I mentioned this in a comment, but I realized what I wrote could be interpreted a couple different ways, so I want to be more clear.
If somebody was doing this for rendering, André Zmuda's answer would be great. There are distortions involved, but they're distortions that we can undistort.
But you want to do this for 3D printing, and the distortions are probably not acceptable in your case. This goal for all distances to remain the same is impossible. It is the same problem as trying to UV map a sphere onto a flat plane, the same problem as trying to create a map of the world without any distortions.
Let's look at our cylinder and mark a few points of interest:
Now lets unwrap your cylinder as you've indicated, just a cross section, and see roughly where we want those points to map:
The bottom line is longer, because it corresponds to the outer circumference, like your picture except upside-down because I wasn't looking at it :) and the outer circumference is longer than the inner circumference, so our cross section is a long trapezoid.
On our cylinder, the shortest point between A and B was through the radius of the cylinder. But now these are angled, and B is actually closer to C than it was to A. By making this a trapezoid, we're turning what was a straight line between two circles-- the shortest path-- into what is now an angled line between two parallel straight lines. That angled line can never be the shortest distance.
Maybe you think there are some transformations that we could do to these points to get the distances back. Let's consider them.
First, we could scale A in toward the middle. But that's getting rid of the differences between our inner and outer circumferences-- that fixes the AB distance only at the point that our trapezoid becomes a rectangle. You've already indicated that this isn't what you want (and indeed, distances are not preserved in this shape either.)
What if we moved A toward B? Then we're no longer preserving the distance between A and C along the outer circumference.
Maybe we could move C further away, so that A became closer? Among other problems with this, this also no longer preserves the distance between A and C. (There are also an infinite number of points between A and C, and B being closer to any of those points isn't any better.)
What about B? Could we move it closer to A? When we move B closer to A, our inner circumference gets bigger to reach B. Again, we distort the inner/outer circumference, and AB doesn't become the shortest path until B gets all the way on top of A.
What if instead of using a trapezoid, we curved our circumferences? As we curve them, AB gets smaller as BC gets larger. How much curvature would we need to get this right? Exactly as much as it takes to make our original cylinder. We can curve the lines to fix the problem, but now it's no longer any mapping at all.

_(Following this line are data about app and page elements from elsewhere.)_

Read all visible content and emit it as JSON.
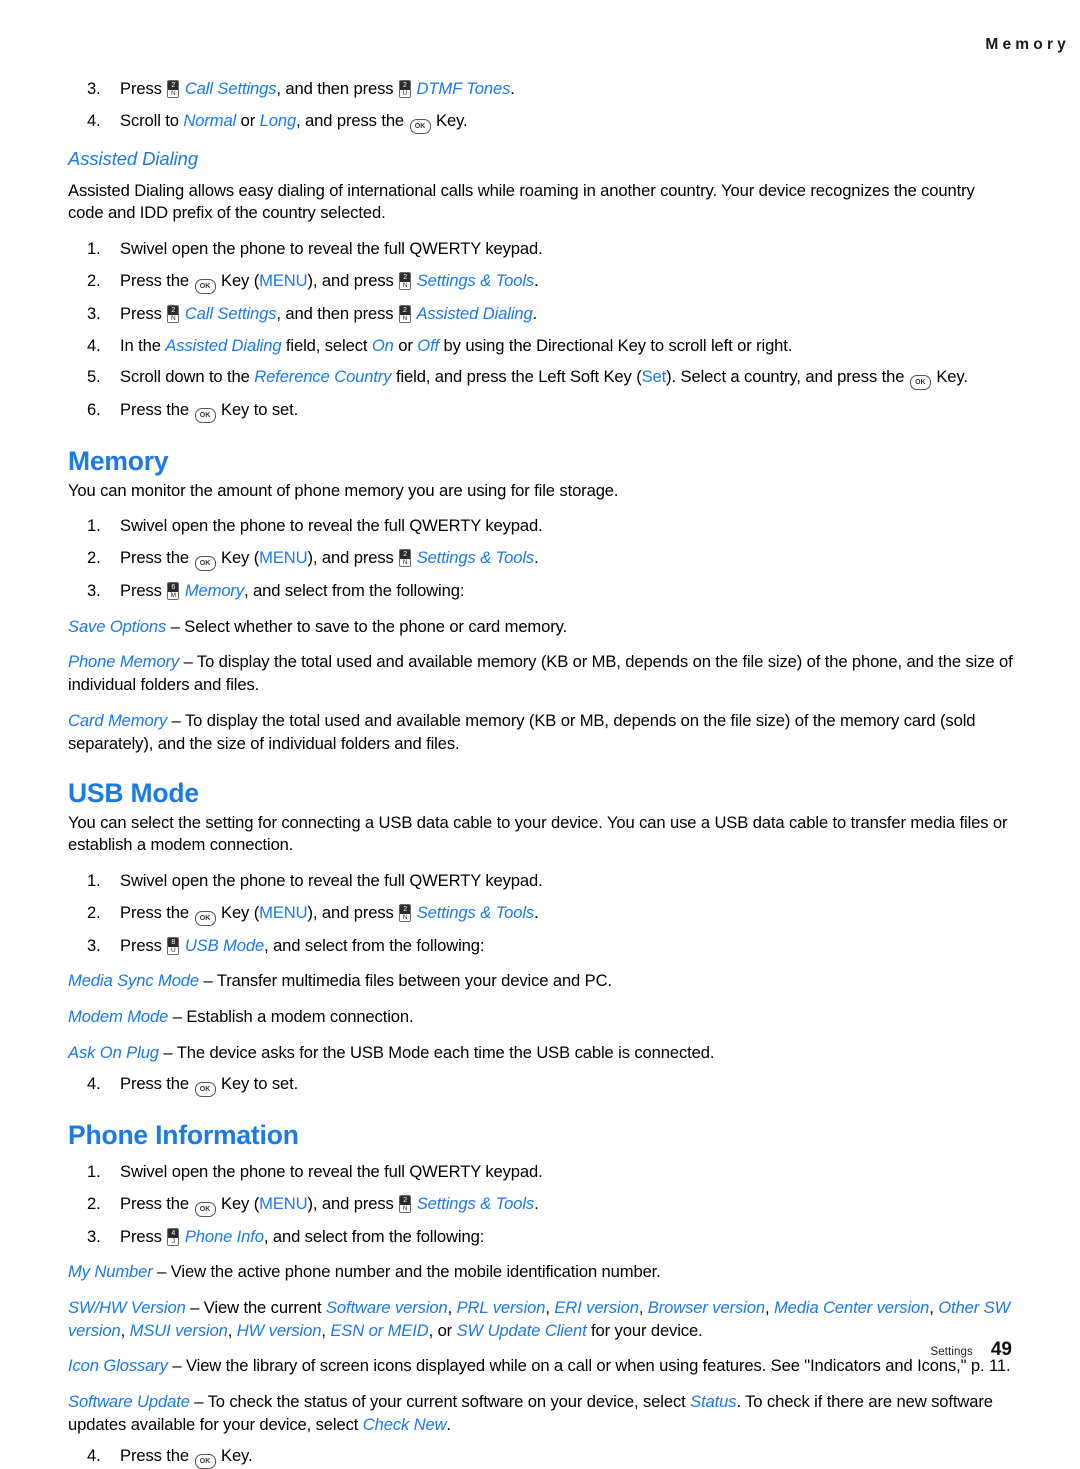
{
  "header": {
    "running_title": "Memory"
  },
  "footer": {
    "chapter": "Settings",
    "page_number": "49"
  },
  "colors": {
    "link_blue": "#1a7ae8",
    "body_text": "#000000"
  },
  "icons": {
    "ok_key": {
      "label": "OK",
      "name": "ok-key-icon"
    },
    "key_2n": {
      "digit": "2",
      "letter": "N"
    },
    "key_6m": {
      "digit": "6",
      "letter": "M"
    },
    "key_8u": {
      "digit": "8",
      "letter": "U"
    },
    "key_4j": {
      "digit": "4",
      "letter": "J"
    }
  },
  "top_steps": {
    "step3": {
      "num": "3.",
      "t1": "Press ",
      "link1": "Call Settings",
      "t2": ", and then press ",
      "link2": "DTMF Tones",
      "t3": "."
    },
    "step4": {
      "num": "4.",
      "t1": "Scroll to ",
      "link1": "Normal",
      "t2": " or ",
      "link2": "Long",
      "t3": ", and press the ",
      "t4": " Key."
    }
  },
  "assisted_dialing": {
    "heading": "Assisted Dialing",
    "intro": "Assisted Dialing allows easy dialing of international calls while roaming in another country. Your device recognizes the country code and IDD prefix of the country selected.",
    "steps": [
      {
        "num": "1.",
        "text": "Swivel open the phone to reveal the full QWERTY keypad."
      },
      {
        "num": "2.",
        "t1": "Press the ",
        "t2": " Key (",
        "link1": "MENU",
        "t3": "), and press ",
        "link2": "Settings & Tools",
        "t4": "."
      },
      {
        "num": "3.",
        "t1": "Press ",
        "link1": "Call Settings",
        "t2": ", and then press ",
        "link2": "Assisted Dialing",
        "t3": "."
      },
      {
        "num": "4.",
        "t1": "In the ",
        "link1": "Assisted Dialing",
        "t2": " field, select ",
        "link2": "On",
        "t3": " or ",
        "link3": "Off",
        "t4": " by using the Directional Key to scroll left or right."
      },
      {
        "num": "5.",
        "t1": "Scroll down to the ",
        "link1": "Reference Country",
        "t2": " field, and press the Left Soft Key (",
        "link2": "Set",
        "t3": "). Select a country, and press the ",
        "t4": " Key."
      },
      {
        "num": "6.",
        "t1": "Press the ",
        "t2": " Key to set."
      }
    ]
  },
  "memory": {
    "heading": "Memory",
    "intro": "You can monitor the amount of phone memory you are using for file storage.",
    "steps": [
      {
        "num": "1.",
        "text": "Swivel open the phone to reveal the full QWERTY keypad."
      },
      {
        "num": "2.",
        "t1": "Press the ",
        "t2": " Key (",
        "link1": "MENU",
        "t3": "), and press ",
        "link2": "Settings & Tools",
        "t4": "."
      },
      {
        "num": "3.",
        "t1": "Press ",
        "link1": "Memory",
        "t2": ", and select from the following:"
      }
    ],
    "options": [
      {
        "term": "Save Options",
        "dash": " – ",
        "desc": "Select whether to save to the phone or card memory."
      },
      {
        "term": "Phone Memory",
        "dash": " – ",
        "desc": "To display the total used and available memory (KB or MB, depends on the file size) of the phone, and the size of individual folders and files."
      },
      {
        "term": "Card Memory",
        "dash": " – ",
        "desc": "To display the total used and available memory (KB or MB, depends on the file size) of the memory card (sold separately), and the size of individual folders and files."
      }
    ]
  },
  "usb_mode": {
    "heading": "USB Mode",
    "intro": "You can select the setting for connecting a USB data cable to your device. You can use a USB data cable to transfer media files or establish a modem connection.",
    "steps": [
      {
        "num": "1.",
        "text": "Swivel open the phone to reveal the full QWERTY keypad."
      },
      {
        "num": "2.",
        "t1": "Press the ",
        "t2": " Key (",
        "link1": "MENU",
        "t3": "), and press ",
        "link2": "Settings & Tools",
        "t4": "."
      },
      {
        "num": "3.",
        "t1": "Press ",
        "link1": "USB Mode",
        "t2": ", and select from the following:"
      }
    ],
    "options": [
      {
        "term": "Media Sync Mode",
        "dash": " – ",
        "desc": "Transfer multimedia files between your device and PC."
      },
      {
        "term": "Modem Mode",
        "dash": " – ",
        "desc": "Establish a modem connection."
      },
      {
        "term": "Ask On Plug",
        "dash": " – ",
        "desc": "The device asks for the USB Mode each time the USB cable is connected."
      }
    ],
    "final_step": {
      "num": "4.",
      "t1": "Press the ",
      "t2": " Key to set."
    }
  },
  "phone_information": {
    "heading": "Phone Information",
    "steps": [
      {
        "num": "1.",
        "text": "Swivel open the phone to reveal the full QWERTY keypad."
      },
      {
        "num": "2.",
        "t1": "Press the ",
        "t2": " Key (",
        "link1": "MENU",
        "t3": "), and press ",
        "link2": "Settings & Tools",
        "t4": "."
      },
      {
        "num": "3.",
        "t1": "Press ",
        "link1": "Phone Info",
        "t2": ", and select from the following:"
      }
    ],
    "options": {
      "my_number": {
        "term": "My Number",
        "dash": " – ",
        "desc": "View the active phone number and the mobile identification number."
      },
      "sw_hw": {
        "term": "SW/HW Version",
        "dash": " – ",
        "t1": "View the current ",
        "links": [
          "Software version",
          "PRL version",
          "ERI version",
          "Browser version",
          "Media Center version",
          "Other SW version",
          "MSUI version",
          "HW version",
          "ESN or MEID",
          "SW Update Client"
        ],
        "t2": " for your device."
      },
      "icon_glossary": {
        "term": "Icon Glossary",
        "dash": " – ",
        "desc": "View the library of screen icons displayed while on a call or when using features. See \"Indicators and Icons,\" p. 11."
      },
      "software_update": {
        "term": "Software Update",
        "dash": " – ",
        "t1": "To check the status of your current software on your device, select ",
        "link1": "Status",
        "t2": ". To check if there are new software updates available for your device, select ",
        "link2": "Check New",
        "t3": "."
      }
    },
    "final_step": {
      "num": "4.",
      "t1": "Press the ",
      "t2": " Key."
    }
  }
}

What's that mean for 3D printing? It means that any mapping of this sort will have to involve compression and/or stretching to roll your flat shape up into a cylinder. There is no way to preserve distances with this mapping.
Are there any mappings that can do this without distortion? There kind of is, but it's not much like your image, and it's also not possible in the real world. Just as in UV mapping we make tradeoffs between seams and distortion, we can make tradeoffs here. We can add more seams, at which point distortion decreases. But those seams need to cut through the volume. Your cross section would start by looking like this:
The inner and outer circumference reach the same bounds. The inner circumference is shorter only by virtue of the triangular cutouts.
That's not enough density of cuts to do a distortion free mapping, but it's a start. When you have a box with an infinite number of these cutouts, each infinitely thin, you have a distortion free mapping. That "infinity" is why it's not possible in reality. Again, this is a lot like UV mapping a sphere. We can get a distortion free unwrap, but only when we've seamed nearly every edge, and even then, only because it's not a real sphere, just a sampled sphere (and indeed, if we are working with a sampled cylinder, we could get away with a finite number of cutouts, depending on our sampling.)
But I don't think that mapping is very practical for 3D printing-- even sampled, our outer circumference has points (lines, in 3d) where it is infinitely thin-- and it's certainly not the mapping you had in mind.